Corn Diseases - Bacterial Stalk Rot
Bacterial stalk rot is caused by Erwinia carotovora strains.
The disease usually starts mid-season. Plants suddenly lodge and internodes close to the soil line are discolored and water soaked. When overhead irrigation is used, a top rot can follow quickly during times of fast vegetative growth. When infected stalks are cut, the tissue is slimy and has a foul smell to it.
E. carotovora survive in old stalks above-ground. The bacteria are spread in water and infect the plants through natural openings and wounds. The disease is most prevalent in areas with high rainfall, or where surface irrigation is used from pond or lake water. Surface water running into ponds and lakes can carry soil and the bacteria with it. During overhead irrigation, the bacteria are washed onto the stalks and leaves where they then can enter the plant through openings. Flood irrigation can carry the bacteria to the base of stalks. High temperatures between 90-95°F and high relative humidity increase the disease.
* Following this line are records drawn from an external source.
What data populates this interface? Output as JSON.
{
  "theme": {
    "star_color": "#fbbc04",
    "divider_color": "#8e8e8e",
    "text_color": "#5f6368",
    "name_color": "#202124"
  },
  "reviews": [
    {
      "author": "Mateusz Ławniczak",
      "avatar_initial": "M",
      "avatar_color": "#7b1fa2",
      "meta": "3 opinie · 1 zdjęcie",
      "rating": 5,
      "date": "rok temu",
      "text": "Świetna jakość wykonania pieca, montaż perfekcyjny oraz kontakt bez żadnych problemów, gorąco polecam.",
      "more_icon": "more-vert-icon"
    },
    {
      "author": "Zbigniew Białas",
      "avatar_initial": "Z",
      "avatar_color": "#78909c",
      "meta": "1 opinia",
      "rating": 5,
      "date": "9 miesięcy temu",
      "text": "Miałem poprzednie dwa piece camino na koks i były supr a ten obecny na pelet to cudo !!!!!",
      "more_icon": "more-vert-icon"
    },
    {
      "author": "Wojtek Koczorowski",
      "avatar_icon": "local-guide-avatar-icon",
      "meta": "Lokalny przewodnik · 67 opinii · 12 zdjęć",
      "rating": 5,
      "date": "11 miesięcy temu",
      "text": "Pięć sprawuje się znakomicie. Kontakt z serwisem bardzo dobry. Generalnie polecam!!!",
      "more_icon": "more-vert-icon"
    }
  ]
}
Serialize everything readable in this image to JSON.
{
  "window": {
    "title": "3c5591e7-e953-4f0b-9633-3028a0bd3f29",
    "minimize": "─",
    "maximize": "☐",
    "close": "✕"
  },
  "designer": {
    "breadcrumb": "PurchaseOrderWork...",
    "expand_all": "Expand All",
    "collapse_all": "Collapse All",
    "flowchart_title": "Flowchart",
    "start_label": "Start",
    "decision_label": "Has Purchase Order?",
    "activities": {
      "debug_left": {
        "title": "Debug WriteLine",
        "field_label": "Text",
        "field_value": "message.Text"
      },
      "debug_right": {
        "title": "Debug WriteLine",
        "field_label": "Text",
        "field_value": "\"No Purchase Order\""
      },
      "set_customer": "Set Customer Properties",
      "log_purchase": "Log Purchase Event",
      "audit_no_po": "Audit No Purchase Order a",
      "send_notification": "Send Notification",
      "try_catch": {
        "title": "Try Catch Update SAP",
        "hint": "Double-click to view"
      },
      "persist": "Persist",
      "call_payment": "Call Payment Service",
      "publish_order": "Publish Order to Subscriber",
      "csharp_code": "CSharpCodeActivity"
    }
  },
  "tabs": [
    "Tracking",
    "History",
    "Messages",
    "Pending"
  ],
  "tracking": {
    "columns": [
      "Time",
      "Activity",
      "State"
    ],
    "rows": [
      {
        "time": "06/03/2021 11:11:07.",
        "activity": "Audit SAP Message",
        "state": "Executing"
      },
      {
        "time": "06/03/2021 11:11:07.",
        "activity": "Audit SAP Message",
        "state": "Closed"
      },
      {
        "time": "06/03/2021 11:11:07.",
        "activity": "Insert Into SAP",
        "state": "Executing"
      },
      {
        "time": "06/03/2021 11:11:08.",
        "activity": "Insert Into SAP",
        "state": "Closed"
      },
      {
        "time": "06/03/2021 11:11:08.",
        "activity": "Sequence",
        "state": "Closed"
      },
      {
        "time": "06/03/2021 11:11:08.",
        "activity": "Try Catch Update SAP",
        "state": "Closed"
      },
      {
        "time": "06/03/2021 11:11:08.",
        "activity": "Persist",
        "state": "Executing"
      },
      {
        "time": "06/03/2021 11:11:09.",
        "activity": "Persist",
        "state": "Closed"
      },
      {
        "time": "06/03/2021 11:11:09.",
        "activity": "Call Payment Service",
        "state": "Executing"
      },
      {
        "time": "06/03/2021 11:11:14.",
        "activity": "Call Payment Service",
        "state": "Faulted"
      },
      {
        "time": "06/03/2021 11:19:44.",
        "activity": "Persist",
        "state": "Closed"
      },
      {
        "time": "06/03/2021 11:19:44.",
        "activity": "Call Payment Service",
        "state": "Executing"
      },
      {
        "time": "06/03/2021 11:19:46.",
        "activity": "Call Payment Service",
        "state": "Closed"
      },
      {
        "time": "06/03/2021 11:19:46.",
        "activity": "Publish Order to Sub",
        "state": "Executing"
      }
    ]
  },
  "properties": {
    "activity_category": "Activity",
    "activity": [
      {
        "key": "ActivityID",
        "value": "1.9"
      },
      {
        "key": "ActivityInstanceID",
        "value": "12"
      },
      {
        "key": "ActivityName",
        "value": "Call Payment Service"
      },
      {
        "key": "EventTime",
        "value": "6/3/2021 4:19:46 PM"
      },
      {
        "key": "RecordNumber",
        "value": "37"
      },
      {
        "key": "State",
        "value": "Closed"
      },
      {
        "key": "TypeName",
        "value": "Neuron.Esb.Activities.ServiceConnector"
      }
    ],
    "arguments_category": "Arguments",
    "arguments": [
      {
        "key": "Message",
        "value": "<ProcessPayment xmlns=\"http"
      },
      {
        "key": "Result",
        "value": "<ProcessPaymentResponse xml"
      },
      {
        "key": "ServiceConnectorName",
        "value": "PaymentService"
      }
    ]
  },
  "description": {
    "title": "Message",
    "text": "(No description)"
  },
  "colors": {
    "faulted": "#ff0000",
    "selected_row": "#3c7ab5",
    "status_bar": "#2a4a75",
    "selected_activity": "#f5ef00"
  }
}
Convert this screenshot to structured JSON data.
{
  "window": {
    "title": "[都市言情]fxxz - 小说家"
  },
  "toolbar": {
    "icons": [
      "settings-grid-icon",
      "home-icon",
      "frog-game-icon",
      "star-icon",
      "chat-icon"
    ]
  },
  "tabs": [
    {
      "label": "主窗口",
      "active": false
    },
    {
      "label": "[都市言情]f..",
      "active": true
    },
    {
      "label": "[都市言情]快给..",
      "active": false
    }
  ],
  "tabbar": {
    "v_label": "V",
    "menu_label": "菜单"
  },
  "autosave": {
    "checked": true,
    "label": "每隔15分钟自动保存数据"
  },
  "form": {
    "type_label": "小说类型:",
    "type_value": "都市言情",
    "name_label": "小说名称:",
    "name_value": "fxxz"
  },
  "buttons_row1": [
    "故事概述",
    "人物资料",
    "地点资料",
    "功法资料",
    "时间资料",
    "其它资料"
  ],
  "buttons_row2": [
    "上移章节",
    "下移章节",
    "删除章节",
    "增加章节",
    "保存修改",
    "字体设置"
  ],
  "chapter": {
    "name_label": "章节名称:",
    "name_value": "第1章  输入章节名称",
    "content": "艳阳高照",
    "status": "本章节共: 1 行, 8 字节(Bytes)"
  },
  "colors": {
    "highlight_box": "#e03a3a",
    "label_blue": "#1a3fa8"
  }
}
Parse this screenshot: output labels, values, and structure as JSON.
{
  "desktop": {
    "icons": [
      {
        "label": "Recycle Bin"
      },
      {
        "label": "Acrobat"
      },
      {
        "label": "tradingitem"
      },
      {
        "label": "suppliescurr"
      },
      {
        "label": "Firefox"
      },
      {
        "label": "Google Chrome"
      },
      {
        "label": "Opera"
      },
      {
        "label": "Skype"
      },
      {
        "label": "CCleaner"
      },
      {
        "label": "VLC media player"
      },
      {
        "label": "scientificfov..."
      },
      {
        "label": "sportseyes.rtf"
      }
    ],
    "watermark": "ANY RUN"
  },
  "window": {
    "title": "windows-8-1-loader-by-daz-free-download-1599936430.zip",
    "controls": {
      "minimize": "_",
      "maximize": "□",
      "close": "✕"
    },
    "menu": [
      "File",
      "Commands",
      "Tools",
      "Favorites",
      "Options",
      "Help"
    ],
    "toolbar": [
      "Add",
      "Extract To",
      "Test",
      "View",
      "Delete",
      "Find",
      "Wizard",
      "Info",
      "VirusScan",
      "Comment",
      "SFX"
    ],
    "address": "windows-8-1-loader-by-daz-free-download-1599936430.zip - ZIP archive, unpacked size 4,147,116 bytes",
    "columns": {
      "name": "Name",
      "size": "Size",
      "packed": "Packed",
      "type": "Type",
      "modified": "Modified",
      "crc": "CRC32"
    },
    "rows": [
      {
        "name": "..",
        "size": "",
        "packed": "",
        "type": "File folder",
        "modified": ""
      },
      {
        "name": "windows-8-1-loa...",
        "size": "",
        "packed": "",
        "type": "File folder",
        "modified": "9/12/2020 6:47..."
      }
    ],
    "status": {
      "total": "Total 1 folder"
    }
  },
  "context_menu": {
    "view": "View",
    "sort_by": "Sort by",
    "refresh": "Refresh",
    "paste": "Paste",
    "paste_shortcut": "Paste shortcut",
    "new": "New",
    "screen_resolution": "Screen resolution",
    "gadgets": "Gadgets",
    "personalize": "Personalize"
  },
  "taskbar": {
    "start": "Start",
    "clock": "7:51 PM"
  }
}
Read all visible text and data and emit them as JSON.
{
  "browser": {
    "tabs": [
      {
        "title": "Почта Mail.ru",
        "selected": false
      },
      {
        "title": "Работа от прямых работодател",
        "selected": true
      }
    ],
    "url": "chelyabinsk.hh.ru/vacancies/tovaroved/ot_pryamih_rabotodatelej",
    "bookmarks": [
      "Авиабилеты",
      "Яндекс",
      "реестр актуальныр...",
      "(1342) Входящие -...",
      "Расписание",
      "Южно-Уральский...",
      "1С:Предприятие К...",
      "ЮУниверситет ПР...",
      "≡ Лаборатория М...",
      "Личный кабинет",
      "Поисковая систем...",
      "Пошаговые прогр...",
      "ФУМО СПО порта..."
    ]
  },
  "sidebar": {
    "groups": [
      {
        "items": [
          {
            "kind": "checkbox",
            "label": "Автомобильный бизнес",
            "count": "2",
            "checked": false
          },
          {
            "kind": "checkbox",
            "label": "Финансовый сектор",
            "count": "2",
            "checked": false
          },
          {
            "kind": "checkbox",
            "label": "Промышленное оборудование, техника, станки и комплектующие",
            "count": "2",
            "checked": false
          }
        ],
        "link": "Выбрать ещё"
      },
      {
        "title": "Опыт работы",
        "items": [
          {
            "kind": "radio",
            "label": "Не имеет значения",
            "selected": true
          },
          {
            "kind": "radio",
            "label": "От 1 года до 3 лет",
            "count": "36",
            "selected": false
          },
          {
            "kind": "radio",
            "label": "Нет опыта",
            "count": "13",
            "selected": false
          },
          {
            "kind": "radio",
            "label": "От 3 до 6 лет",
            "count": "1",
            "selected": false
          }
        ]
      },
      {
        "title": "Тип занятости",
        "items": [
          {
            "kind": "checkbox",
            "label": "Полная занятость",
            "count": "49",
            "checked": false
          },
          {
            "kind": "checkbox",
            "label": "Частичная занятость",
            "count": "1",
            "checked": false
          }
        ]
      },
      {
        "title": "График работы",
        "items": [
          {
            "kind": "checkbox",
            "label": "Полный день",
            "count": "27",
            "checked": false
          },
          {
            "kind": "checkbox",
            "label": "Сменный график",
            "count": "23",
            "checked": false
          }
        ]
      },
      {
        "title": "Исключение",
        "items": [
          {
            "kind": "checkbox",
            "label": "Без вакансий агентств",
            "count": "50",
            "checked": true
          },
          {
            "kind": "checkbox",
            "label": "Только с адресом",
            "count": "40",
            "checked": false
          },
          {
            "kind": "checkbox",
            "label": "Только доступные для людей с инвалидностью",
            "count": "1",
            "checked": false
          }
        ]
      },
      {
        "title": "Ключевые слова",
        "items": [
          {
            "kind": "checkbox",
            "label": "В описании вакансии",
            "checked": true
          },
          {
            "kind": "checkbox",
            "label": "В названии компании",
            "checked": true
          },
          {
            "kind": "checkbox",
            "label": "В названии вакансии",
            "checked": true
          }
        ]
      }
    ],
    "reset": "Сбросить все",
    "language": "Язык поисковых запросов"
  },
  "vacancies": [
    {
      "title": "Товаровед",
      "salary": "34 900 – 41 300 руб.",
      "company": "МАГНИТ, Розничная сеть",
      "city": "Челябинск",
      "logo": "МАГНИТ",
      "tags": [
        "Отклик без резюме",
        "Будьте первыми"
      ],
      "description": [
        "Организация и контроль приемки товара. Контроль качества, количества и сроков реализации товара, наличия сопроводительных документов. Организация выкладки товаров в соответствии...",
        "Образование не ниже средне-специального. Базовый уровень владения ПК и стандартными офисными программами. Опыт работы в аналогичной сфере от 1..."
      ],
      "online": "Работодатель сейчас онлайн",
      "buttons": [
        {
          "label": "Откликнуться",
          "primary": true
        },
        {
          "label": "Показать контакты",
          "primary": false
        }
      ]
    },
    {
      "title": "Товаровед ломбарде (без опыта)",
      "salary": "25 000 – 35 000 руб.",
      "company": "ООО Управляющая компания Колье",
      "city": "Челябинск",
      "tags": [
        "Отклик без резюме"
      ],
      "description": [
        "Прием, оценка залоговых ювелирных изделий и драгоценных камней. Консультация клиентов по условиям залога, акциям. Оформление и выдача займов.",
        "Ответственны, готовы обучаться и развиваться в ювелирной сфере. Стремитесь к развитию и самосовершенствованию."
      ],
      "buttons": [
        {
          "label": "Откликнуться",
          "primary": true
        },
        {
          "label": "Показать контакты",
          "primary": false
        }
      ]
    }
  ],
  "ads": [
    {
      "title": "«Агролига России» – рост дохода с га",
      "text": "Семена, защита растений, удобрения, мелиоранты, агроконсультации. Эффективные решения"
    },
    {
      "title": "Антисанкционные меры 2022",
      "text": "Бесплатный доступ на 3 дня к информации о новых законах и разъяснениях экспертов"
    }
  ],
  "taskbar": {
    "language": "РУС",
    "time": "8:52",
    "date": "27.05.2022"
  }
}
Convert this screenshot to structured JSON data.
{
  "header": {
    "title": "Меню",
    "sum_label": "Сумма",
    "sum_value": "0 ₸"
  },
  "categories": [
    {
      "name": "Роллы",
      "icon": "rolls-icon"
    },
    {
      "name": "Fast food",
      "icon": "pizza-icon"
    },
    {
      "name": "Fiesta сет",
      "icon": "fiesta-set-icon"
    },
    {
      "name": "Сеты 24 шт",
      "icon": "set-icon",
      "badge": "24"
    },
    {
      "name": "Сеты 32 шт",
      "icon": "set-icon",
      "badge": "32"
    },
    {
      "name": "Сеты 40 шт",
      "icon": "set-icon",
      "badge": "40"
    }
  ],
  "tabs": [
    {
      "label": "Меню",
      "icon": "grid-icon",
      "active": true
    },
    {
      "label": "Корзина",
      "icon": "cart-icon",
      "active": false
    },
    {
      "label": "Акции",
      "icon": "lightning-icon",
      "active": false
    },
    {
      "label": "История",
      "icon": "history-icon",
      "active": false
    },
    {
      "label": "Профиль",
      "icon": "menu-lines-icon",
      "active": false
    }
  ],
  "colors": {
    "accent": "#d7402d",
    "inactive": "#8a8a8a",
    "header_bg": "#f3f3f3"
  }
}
Good cultural control practices in areas where the disease has occurred are best.
- Plow plant debris like stalks deep into the ground
- Avoid using surface water for irrigation (flooding or overhead).
Image 1, Howard F. Schwartz, CSU, Bugwood.org